Intel General Manager for nettops and netbooks Noury Al-Khaledy to ask him about a recent report that Intel hadn’t yet validated Windows 7 Home Premium for Intel Atom processors.
You can see his complete response in the video after the break. But in a nutshell, nope, the company sure hasn’t. The thinking is that the usage scenerio for netbooks is light computing, which can be done with Windows 7 Starter Edition. But Intel may decide later to give the Home Premium version some more rigorous testing. In the meantime, Microsoft has clearly tested all versions of Windows 7 on low power netbooks with Intel Atom and similar processors, and it seems to run just fine. Intel just isn’t going to make any guarantees.

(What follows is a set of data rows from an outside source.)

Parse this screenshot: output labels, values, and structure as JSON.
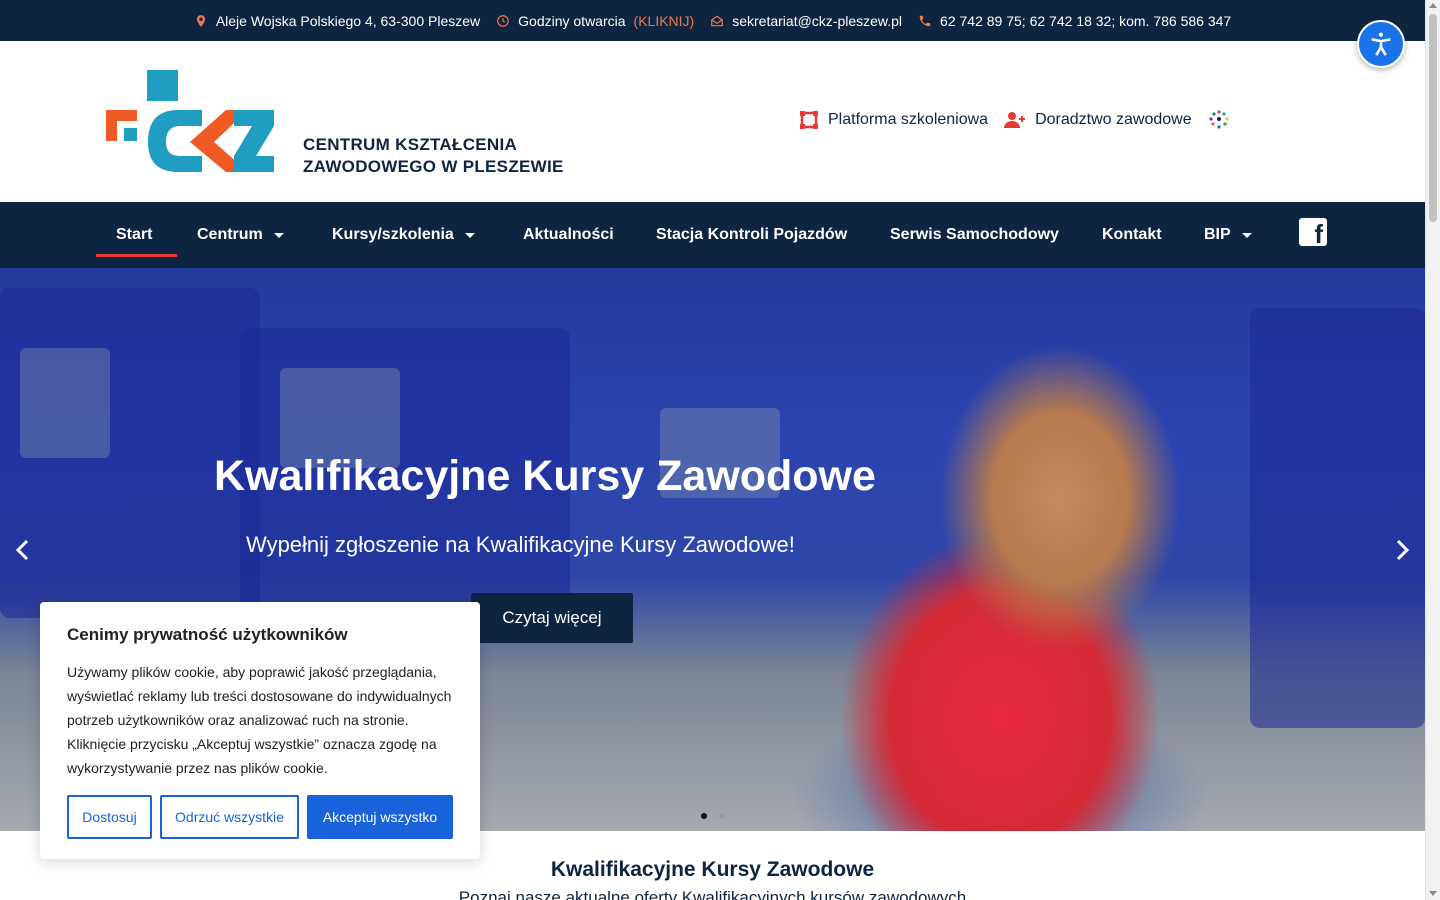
{
  "topbar": {
    "address": "Aleje Wojska Polskiego 4, 63-300 Pleszew",
    "hours_label": "Godziny otwarcia",
    "hours_link": "(KLIKNIJ)",
    "email": "sekretariat@ckz-pleszew.pl",
    "phone": "62 742 89 75; 62 742 18 32; kom. 786 586 347"
  },
  "header": {
    "logo_line1": "CENTRUM KSZTAŁCENIA",
    "logo_line2": "ZAWODOWEGO W PLESZEWIE",
    "links": {
      "platform": "Platforma szkoleniowa",
      "counseling": "Doradztwo zawodowe"
    }
  },
  "nav": {
    "items": [
      {
        "label": "Start",
        "active": true,
        "dropdown": false
      },
      {
        "label": "Centrum",
        "dropdown": true
      },
      {
        "label": "Kursy/szkolenia",
        "dropdown": true
      },
      {
        "label": "Aktualności",
        "dropdown": false
      },
      {
        "label": "Stacja Kontroli Pojazdów",
        "dropdown": false
      },
      {
        "label": "Serwis Samochodowy",
        "dropdown": false
      },
      {
        "label": "Kontakt",
        "dropdown": false
      },
      {
        "label": "BIP",
        "dropdown": true
      }
    ],
    "facebook_icon": "facebook-icon"
  },
  "hero": {
    "title": "Kwalifikacyjne Kursy Zawodowe",
    "subtitle": "Wypełnij zgłoszenie na Kwalifikacyjne Kursy Zawodowe!",
    "button": "Czytaj więcej",
    "active_slide": 1,
    "slide_count": 2
  },
  "section": {
    "title": "Kwalifikacyjne Kursy Zawodowe",
    "subtitle": "Poznaj nasze aktualne oferty Kwalifikacyjnych kursów zawodowych"
  },
  "cookie": {
    "title": "Cenimy prywatność użytkowników",
    "text": "Używamy plików cookie, aby poprawić jakość przeglądania, wyświetlać reklamy lub treści dostosowane do indywidualnych potrzeb użytkowników oraz analizować ruch na stronie. Kliknięcie przycisku „Akceptuj wszystkie” oznacza zgodę na wykorzystywanie przez nas plików cookie.",
    "customize": "Dostosuj",
    "reject": "Odrzuć wszystkie",
    "accept": "Akceptuj wszystko"
  },
  "colors": {
    "navy": "#0e2542",
    "accent_orange": "#f07a4a",
    "active_red": "#e53935",
    "cookie_blue": "#1863dc",
    "logo_teal": "#1f9ec2",
    "logo_orange": "#ef5a24"
  }
}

In other news, Al-Khaledy doesn’t seem too worried about so-called “smartbooks” based on ARM processors. He says they won’t be able to do the things that people are used to doing with netbooks today, so while they may fill a new niche, he doesn’t expect them to eat into the x86 netbook market tooo much. What do you think? Is there room for both smartbooks and netbooks? I somehow doubt a single person will decide to pick up a cellphone, smartbook, netbook, and full sized computer. But maybe smartbooks will appeal to people who don’t see the point in netbooks, and vice versa?